Your mortgage interest rate is an extremely important figure, but if you count on this percentage alone when budgeting for your new home, you’ll run into trouble. Not accounting for the extra costs associated with buying a home is one of the biggest mistakes made when budgeting for a home. This will become clear once you understand mortgage interest rates in the context of annual percentage rates.


What is APR and How is It Calculated?

The Annual Percentage Rate (APR) on a loan is a figure that reflects the total cost of borrowing money for a purchase, including:

  • Interest Paid
  • Points Paid Upfront
  • Other Associated Expenses & Fees

For example, if you’re considering a $200,000 loan with a 4% interest rate and $3,000 in closing costs paid upfront, your APR would be 4.15%. Your monthly interest expense would still average $661 in the first year, but the APR includes the one-time closing costs.

APR Definition

Since it’s a more accurate reflection of the cost of borrowing money, the APR is generally higher than the interest rate on a loan.
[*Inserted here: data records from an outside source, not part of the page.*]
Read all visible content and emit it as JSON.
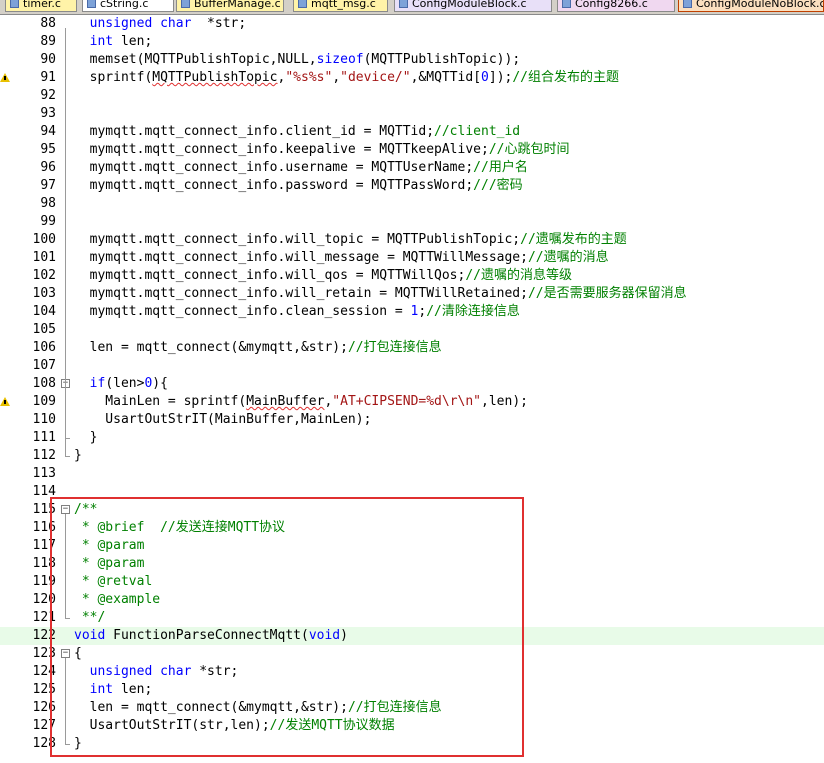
{
  "tabs": [
    {
      "label": "timer.c",
      "active": false
    },
    {
      "label": "cString.c",
      "active": false
    },
    {
      "label": "BufferManage.c",
      "active": false
    },
    {
      "label": "mqtt_msg.c",
      "active": false
    },
    {
      "label": "ConfigModuleBlock.c",
      "active": false
    },
    {
      "label": "Config8266.c",
      "active": false
    },
    {
      "label": "ConfigModuleNoBlock.c",
      "active": true
    }
  ],
  "colors": {
    "keyword": "#0000ff",
    "comment": "#008000",
    "string": "#a31515",
    "highlight_line": "#e8fbe8",
    "annotation_box": "#e03030",
    "warning": "#e8c000"
  },
  "lines": [
    {
      "n": "88",
      "tokens": [
        [
          "kw",
          "  unsigned char"
        ],
        [
          "",
          "  *str;"
        ]
      ]
    },
    {
      "n": "89",
      "tokens": [
        [
          "kw",
          "  int"
        ],
        [
          "",
          " len;"
        ]
      ]
    },
    {
      "n": "90",
      "tokens": [
        [
          "",
          "  memset(MQTTPublishTopic,NULL,"
        ],
        [
          "kw",
          "sizeof"
        ],
        [
          "",
          "(MQTTPublishTopic));"
        ]
      ]
    },
    {
      "n": "91",
      "warn": true,
      "tokens": [
        [
          "",
          "  sprintf("
        ],
        [
          "sq",
          "MQTTPublishTopic"
        ],
        [
          "",
          ","
        ],
        [
          "str",
          "\"%s%s\""
        ],
        [
          "",
          ","
        ],
        [
          "str",
          "\"device/\""
        ],
        [
          "",
          ",&MQTTid["
        ],
        [
          "num",
          "0"
        ],
        [
          "",
          "]);"
        ],
        [
          "cm",
          "//组合发布的主题"
        ]
      ]
    },
    {
      "n": "92",
      "tokens": []
    },
    {
      "n": "93",
      "tokens": []
    },
    {
      "n": "94",
      "tokens": [
        [
          "",
          "  mymqtt.mqtt_connect_info.client_id = MQTTid;"
        ],
        [
          "cm",
          "//client_id"
        ]
      ]
    },
    {
      "n": "95",
      "tokens": [
        [
          "",
          "  mymqtt.mqtt_connect_info.keepalive = MQTTkeepAlive;"
        ],
        [
          "cm",
          "//心跳包时间"
        ]
      ]
    },
    {
      "n": "96",
      "tokens": [
        [
          "",
          "  mymqtt.mqtt_connect_info.username = MQTTUserName;"
        ],
        [
          "cm",
          "//用户名"
        ]
      ]
    },
    {
      "n": "97",
      "tokens": [
        [
          "",
          "  mymqtt.mqtt_connect_info.password = MQTTPassWord;"
        ],
        [
          "cm",
          "///密码"
        ]
      ]
    },
    {
      "n": "98",
      "tokens": []
    },
    {
      "n": "99",
      "tokens": []
    },
    {
      "n": "100",
      "tokens": [
        [
          "",
          "  mymqtt.mqtt_connect_info.will_topic = MQTTPublishTopic;"
        ],
        [
          "cm",
          "//遗嘱发布的主题"
        ]
      ]
    },
    {
      "n": "101",
      "tokens": [
        [
          "",
          "  mymqtt.mqtt_connect_info.will_message = MQTTWillMessage;"
        ],
        [
          "cm",
          "//遗嘱的消息"
        ]
      ]
    },
    {
      "n": "102",
      "tokens": [
        [
          "",
          "  mymqtt.mqtt_connect_info.will_qos = MQTTWillQos;"
        ],
        [
          "cm",
          "//遗嘱的消息等级"
        ]
      ]
    },
    {
      "n": "103",
      "tokens": [
        [
          "",
          "  mymqtt.mqtt_connect_info.will_retain = MQTTWillRetained;"
        ],
        [
          "cm",
          "//是否需要服务器保留消息"
        ]
      ]
    },
    {
      "n": "104",
      "tokens": [
        [
          "",
          "  mymqtt.mqtt_connect_info.clean_session = "
        ],
        [
          "num",
          "1"
        ],
        [
          "",
          ";"
        ],
        [
          "cm",
          "//清除连接信息"
        ]
      ]
    },
    {
      "n": "105",
      "tokens": []
    },
    {
      "n": "106",
      "tokens": [
        [
          "",
          "  len = mqtt_connect(&mymqtt,&str);"
        ],
        [
          "cm",
          "//打包连接信息"
        ]
      ]
    },
    {
      "n": "107",
      "tokens": []
    },
    {
      "n": "108",
      "fold": "-",
      "tokens": [
        [
          "kw",
          "  if"
        ],
        [
          "",
          "(len>"
        ],
        [
          "num",
          "0"
        ],
        [
          "",
          ")"
        ],
        [
          "",
          "{"
        ]
      ]
    },
    {
      "n": "109",
      "warn": true,
      "tokens": [
        [
          "",
          "    MainLen = sprintf("
        ],
        [
          "sq",
          "MainBuffer"
        ],
        [
          "",
          ","
        ],
        [
          "str",
          "\"AT+CIPSEND=%d\\r\\n\""
        ],
        [
          "",
          ",len);"
        ]
      ]
    },
    {
      "n": "110",
      "tokens": [
        [
          "",
          "    UsartOutStrIT(MainBuffer,MainLen);"
        ]
      ]
    },
    {
      "n": "111",
      "tokens": [
        [
          "",
          "  }"
        ]
      ]
    },
    {
      "n": "112",
      "tokens": [
        [
          "",
          "}"
        ]
      ]
    },
    {
      "n": "113",
      "tokens": []
    },
    {
      "n": "114",
      "tokens": []
    },
    {
      "n": "115",
      "fold": "-",
      "tokens": [
        [
          "cm",
          "/**"
        ]
      ]
    },
    {
      "n": "116",
      "tokens": [
        [
          "cm",
          " * @brief  //发送连接MQTT协议"
        ]
      ]
    },
    {
      "n": "117",
      "tokens": [
        [
          "cm",
          " * @param"
        ]
      ]
    },
    {
      "n": "118",
      "tokens": [
        [
          "cm",
          " * @param"
        ]
      ]
    },
    {
      "n": "119",
      "tokens": [
        [
          "cm",
          " * @retval"
        ]
      ]
    },
    {
      "n": "120",
      "tokens": [
        [
          "cm",
          " * @example"
        ]
      ]
    },
    {
      "n": "121",
      "tokens": [
        [
          "cm",
          " **/"
        ]
      ]
    },
    {
      "n": "122",
      "hl": true,
      "tokens": [
        [
          "kw",
          "void"
        ],
        [
          "",
          " FunctionParseConnectMqtt("
        ],
        [
          "kw",
          "void"
        ],
        [
          "",
          ")"
        ]
      ]
    },
    {
      "n": "123",
      "fold": "-",
      "tokens": [
        [
          "",
          "{"
        ]
      ]
    },
    {
      "n": "124",
      "tokens": [
        [
          "kw",
          "  unsigned char"
        ],
        [
          "",
          " *str;"
        ]
      ]
    },
    {
      "n": "125",
      "tokens": [
        [
          "kw",
          "  int"
        ],
        [
          "",
          " len;"
        ]
      ]
    },
    {
      "n": "126",
      "tokens": [
        [
          "",
          "  len = mqtt_connect(&mymqtt,&str);"
        ],
        [
          "cm",
          "//打包连接信息"
        ]
      ]
    },
    {
      "n": "127",
      "tokens": [
        [
          "",
          "  UsartOutStrIT(str,len);"
        ],
        [
          "cm",
          "//发送MQTT协议数据"
        ]
      ]
    },
    {
      "n": "128",
      "tokens": [
        [
          "",
          "}"
        ]
      ]
    }
  ]
}
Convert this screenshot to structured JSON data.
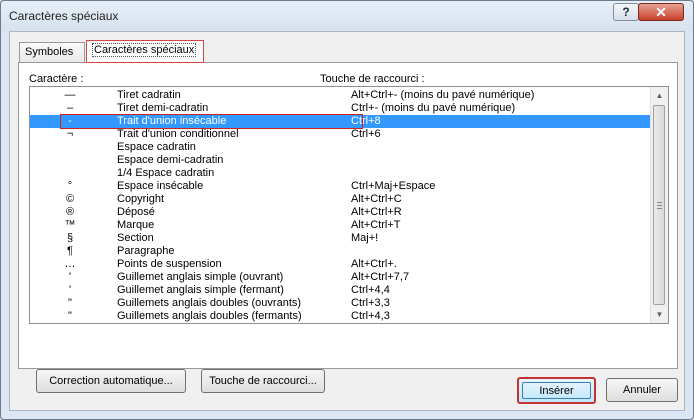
{
  "window": {
    "title": "Caractères spéciaux",
    "help_label": "?",
    "close_label": "✕"
  },
  "tabs": [
    {
      "label": "Symboles",
      "active": false
    },
    {
      "label": "Caractères spéciaux",
      "active": true
    }
  ],
  "list": {
    "header_char": "Caractère :",
    "header_key": "Touche de raccourci :",
    "selected_index": 2,
    "rows": [
      {
        "char": "—",
        "name": "Tiret cadratin",
        "key": "Alt+Ctrl+- (moins du pavé numérique)"
      },
      {
        "char": "–",
        "name": "Tiret demi-cadratin",
        "key": "Ctrl+- (moins du pavé numérique)"
      },
      {
        "char": "-",
        "name": "Trait d'union insécable",
        "key": "Ctrl+8"
      },
      {
        "char": "¬",
        "name": "Trait d'union conditionnel",
        "key": "Ctrl+6"
      },
      {
        "char": "",
        "name": "Espace cadratin",
        "key": ""
      },
      {
        "char": "",
        "name": "Espace demi-cadratin",
        "key": ""
      },
      {
        "char": "",
        "name": "1/4 Espace cadratin",
        "key": ""
      },
      {
        "char": "°",
        "name": "Espace insécable",
        "key": "Ctrl+Maj+Espace"
      },
      {
        "char": "©",
        "name": "Copyright",
        "key": "Alt+Ctrl+C"
      },
      {
        "char": "®",
        "name": "Déposé",
        "key": "Alt+Ctrl+R"
      },
      {
        "char": "™",
        "name": "Marque",
        "key": "Alt+Ctrl+T"
      },
      {
        "char": "§",
        "name": "Section",
        "key": "Maj+!"
      },
      {
        "char": "¶",
        "name": "Paragraphe",
        "key": ""
      },
      {
        "char": "…",
        "name": "Points de suspension",
        "key": "Alt+Ctrl+."
      },
      {
        "char": "'",
        "name": "Guillemet anglais simple (ouvrant)",
        "key": "Alt+Ctrl+7,7"
      },
      {
        "char": "'",
        "name": "Guillemet anglais simple (fermant)",
        "key": "Ctrl+4,4"
      },
      {
        "char": "\"",
        "name": "Guillemets anglais doubles (ouvrants)",
        "key": "Ctrl+3,3"
      },
      {
        "char": "\"",
        "name": "Guillemets anglais doubles (fermants)",
        "key": "Ctrl+4,3"
      }
    ]
  },
  "buttons": {
    "autocorrect": "Correction automatique...",
    "shortcut": "Touche de raccourci...",
    "insert": "Insérer",
    "cancel": "Annuler"
  },
  "scrollbar": {
    "up_icon": "▲",
    "down_icon": "▼"
  }
}
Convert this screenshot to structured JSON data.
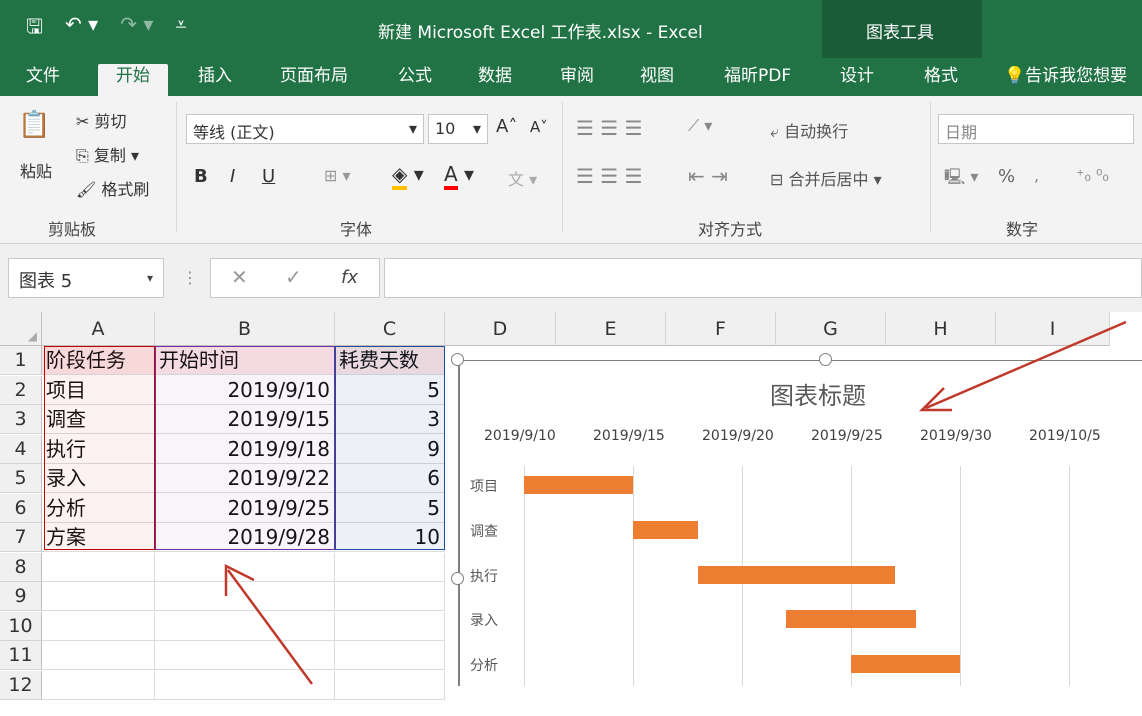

In fact, lenders are required by law to disclose the APR to potential borrowers.

So, why use the interest rate when the APR reflects more accurately what you’ll actually pay?

The answer has to do with how lenders use the different terms.


How do the Two Rates Compare for Consumers?

While your interest rate is important, the APR can give you a better idea of your total monthly payments. The APR includes:

  • The Interest Rate
  • Points paid upfront
  • Broker Fees, and
  • Other Credit Charges required to get the loan

The APR is always higher than the interest rate on a loan because it includes these additional costs. In some cases, the APR on a loan can be more than double the interest rate!

To compare loans, look at both the interest rate and the APR. The lower the APR, the less you’ll pay in interest and other fees over time.

Remember that the interest rate is only one factor in choosing a loan. Other factors, such as the length of the loan, the size of your down payment, your credit score and the fees associated with the loan can also impact the cost of borrowing money.

If you’re unsure which type of loan is right for you, talk to a lender about your options.


Which Rate Should You Focus on When Shopping for a Mortgage Loan?

When shopping for a mortgage loan, it’s important to compare the interest rate and the APR. Both rates tell you, as a homebuyer, a lot about the mortgage loan you’re taking out. A reasonable interest rate combined with higher-than-normal fees can result in a high APR.
The bottom line:

When comparing loans, be sure to look at both the interest rate and the APR.

Simplified Mortgage & Home Buying Process Diagram


How to Get the Best Mortgage Deal

Negotiating is key when it comes to getting the best deal on your mortgage loan interest rate and APR.

Here are a few tips:

  • Know Your Credit Score: Your credit score will impact the interest rate you’re offered.
  • Shop Around: Compare rates from multiple lenders to get an idea of what’s available.
  • Ask About Fees: Some lenders charge higher fees than others.
  • Don’t be Afraid to Negotiate: Lenders are often willing to lower rates and fees if it means getting your business.

If you’re unsure where to start, talk to a mortgage broker about your options. They can help you compare rates and fees from multiple lenders and find the best deal for you.

Mortgage & Home Buying Process Circular Diagram


Closing Comments: Two Sides of the Same Coin But With Different Values

Mortgage Interest Rates and Annual Percentage Rates can be confusing and intimidating, but understanding the difference between them is essential for potential homebuyers. Armed with this knowledge, you’ll be able to move forward confidently and successfully in your homeownership journey!

Happy Homebuyers going through the home buying experience


More Recommended Home Buying Articles


Purgula is reader-supported. When you click on links to other sites from our website, we may earn affiliate commissions, at no cost to you. If you find our content to be helpful, this is an easy way for you to support our mission. Thanks! Learn more.